Everything in the listing below needs to be retyped exactly.

[Data to process]
━━━━━━━━

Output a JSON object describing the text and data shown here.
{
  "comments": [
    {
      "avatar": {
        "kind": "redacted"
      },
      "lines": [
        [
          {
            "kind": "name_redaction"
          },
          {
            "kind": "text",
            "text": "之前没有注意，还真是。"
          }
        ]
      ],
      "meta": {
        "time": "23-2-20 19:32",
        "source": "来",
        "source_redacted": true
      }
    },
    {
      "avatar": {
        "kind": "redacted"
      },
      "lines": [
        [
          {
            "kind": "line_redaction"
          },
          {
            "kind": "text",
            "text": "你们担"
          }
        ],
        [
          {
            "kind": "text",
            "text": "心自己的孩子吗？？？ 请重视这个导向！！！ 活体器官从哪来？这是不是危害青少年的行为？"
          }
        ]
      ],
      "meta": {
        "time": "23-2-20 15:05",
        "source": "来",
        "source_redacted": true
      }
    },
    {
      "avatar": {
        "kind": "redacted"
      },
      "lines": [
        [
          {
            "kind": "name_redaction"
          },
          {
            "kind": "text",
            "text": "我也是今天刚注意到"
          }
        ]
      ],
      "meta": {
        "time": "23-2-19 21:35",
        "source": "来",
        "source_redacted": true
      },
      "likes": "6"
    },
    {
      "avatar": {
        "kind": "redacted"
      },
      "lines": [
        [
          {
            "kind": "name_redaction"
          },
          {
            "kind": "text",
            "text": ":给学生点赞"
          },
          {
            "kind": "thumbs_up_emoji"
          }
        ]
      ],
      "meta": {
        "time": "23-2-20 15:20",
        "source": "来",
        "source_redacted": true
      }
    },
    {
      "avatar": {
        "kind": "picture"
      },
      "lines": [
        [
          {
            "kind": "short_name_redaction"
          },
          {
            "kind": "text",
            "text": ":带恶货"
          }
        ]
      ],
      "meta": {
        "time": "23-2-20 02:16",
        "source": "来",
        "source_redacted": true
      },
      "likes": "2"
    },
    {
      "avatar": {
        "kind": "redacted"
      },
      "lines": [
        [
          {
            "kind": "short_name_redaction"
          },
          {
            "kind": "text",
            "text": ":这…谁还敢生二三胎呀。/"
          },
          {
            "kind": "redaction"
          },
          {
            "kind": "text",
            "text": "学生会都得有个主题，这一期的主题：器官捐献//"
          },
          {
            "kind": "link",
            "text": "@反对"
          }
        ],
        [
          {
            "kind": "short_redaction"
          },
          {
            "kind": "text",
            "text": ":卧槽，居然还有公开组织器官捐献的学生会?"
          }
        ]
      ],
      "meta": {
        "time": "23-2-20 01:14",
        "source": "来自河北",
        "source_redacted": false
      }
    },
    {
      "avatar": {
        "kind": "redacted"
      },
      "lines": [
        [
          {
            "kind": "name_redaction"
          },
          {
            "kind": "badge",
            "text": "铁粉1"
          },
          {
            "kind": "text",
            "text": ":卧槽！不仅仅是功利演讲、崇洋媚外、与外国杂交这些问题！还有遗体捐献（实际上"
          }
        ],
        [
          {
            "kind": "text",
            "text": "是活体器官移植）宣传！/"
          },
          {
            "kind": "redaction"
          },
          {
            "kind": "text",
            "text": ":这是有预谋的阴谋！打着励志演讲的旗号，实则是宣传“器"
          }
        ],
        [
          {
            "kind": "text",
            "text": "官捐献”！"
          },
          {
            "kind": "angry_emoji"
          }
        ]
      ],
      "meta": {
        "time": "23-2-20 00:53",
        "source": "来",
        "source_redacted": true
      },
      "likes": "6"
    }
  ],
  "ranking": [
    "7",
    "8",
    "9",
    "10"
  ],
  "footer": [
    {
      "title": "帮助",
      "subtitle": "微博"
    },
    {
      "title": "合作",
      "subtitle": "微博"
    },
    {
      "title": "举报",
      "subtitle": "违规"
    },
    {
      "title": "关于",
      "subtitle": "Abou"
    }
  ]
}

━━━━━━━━

[Solution for this exercise]
Output a JSON object describing the text and data shown here.
{
  "comments": [
    {
      "avatar": {
        "kind": "redacted"
      },
      "lines": [
        [
          {
            "kind": "name_redaction"
          },
          {
            "kind": "text",
            "text": "之前没有注意，还真是。"
          }
        ]
      ],
      "meta": {
        "time": "23-2-20 19:32",
        "source": "来",
        "source_redacted": true
      }
    },
    {
      "avatar": {
        "kind": "redacted"
      },
      "lines": [
        [
          {
            "kind": "line_redaction"
          },
          {
            "kind": "text",
            "text": "你们担"
          }
        ],
        [
          {
            "kind": "text",
            "text": "心自己的孩子吗？？？ 请重视这个导向！！！ 活体器官从哪来？这是不是危害青少年的行为？"
          }
        ]
      ],
      "meta": {
        "time": "23-2-20 15:05",
        "source": "来",
        "source_redacted": true
      }
    },
    {
      "avatar": {
        "kind": "redacted"
      },
      "lines": [
        [
          {
            "kind": "name_redaction"
          },
          {
            "kind": "text",
            "text": "我也是今天刚注意到"
          }
        ]
      ],
      "meta": {
        "time": "23-2-19 21:35",
        "source": "来",
        "source_redacted": true
      },
      "likes": "6"
    },
    {
      "avatar": {
        "kind": "redacted"
      },
      "lines": [
        [
          {
            "kind": "name_redaction"
          },
          {
            "kind": "text",
            "text": ":给学生点赞"
          },
          {
            "kind": "thumbs_up_emoji"
          }
        ]
      ],
      "meta": {
        "time": "23-2-20 15:20",
        "source": "来",
        "source_redacted": true
      }
    },
    {
      "avatar": {
        "kind": "picture"
      },
      "lines": [
        [
          {
            "kind": "short_name_redaction"
          },
          {
            "kind": "text",
            "text": ":带恶货"
          }
        ]
      ],
      "meta": {
        "time": "23-2-20 02:16",
        "source": "来",
        "source_redacted": true
      },
      "likes": "2"
    },
    {
      "avatar": {
        "kind": "redacted"
      },
      "lines": [
        [
          {
            "kind": "short_name_redaction"
          },
          {
            "kind": "text",
            "text": ":这…谁还敢生二三胎呀。/"
          },
          {
            "kind": "redaction"
          },
          {
            "kind": "text",
            "text": "学生会都得有个主题，这一期的主题：器官捐献//"
          },
          {
            "kind": "link",
            "text": "@反对"
          }
        ],
        [
          {
            "kind": "short_redaction"
          },
          {
            "kind": "text",
            "text": ":卧槽，居然还有公开组织器官捐献的学生会?"
          }
        ]
      ],
      "meta": {
        "time": "23-2-20 01:14",
        "source": "来自河北",
        "source_redacted": false
      }
    },
    {
      "avatar": {
        "kind": "redacted"
      },
      "lines": [
        [
          {
            "kind": "name_redaction"
          },
          {
            "kind": "badge",
            "text": "铁粉1"
          },
          {
            "kind": "text",
            "text": ":卧槽！不仅仅是功利演讲、崇洋媚外、与外国杂交这些问题！还有遗体捐献（实际上"
          }
        ],
        [
          {
            "kind": "text",
            "text": "是活体器官移植）宣传！/"
          },
          {
            "kind": "redaction"
          },
          {
            "kind": "text",
            "text": ":这是有预谋的阴谋！打着励志演讲的旗号，实则是宣传“器"
          }
        ],
        [
          {
            "kind": "text",
            "text": "官捐献”！"
          },
          {
            "kind": "angry_emoji"
          }
        ]
      ],
      "meta": {
        "time": "23-2-20 00:53",
        "source": "来",
        "source_redacted": true
      },
      "likes": "6"
    }
  ],
  "ranking": [
    "7",
    "8",
    "9",
    "10"
  ],
  "footer": [
    {
      "title": "帮助",
      "subtitle": "微博"
    },
    {
      "title": "合作",
      "subtitle": "微博"
    },
    {
      "title": "举报",
      "subtitle": "违规"
    },
    {
      "title": "关于",
      "subtitle": "Abou"
    }
  ]
}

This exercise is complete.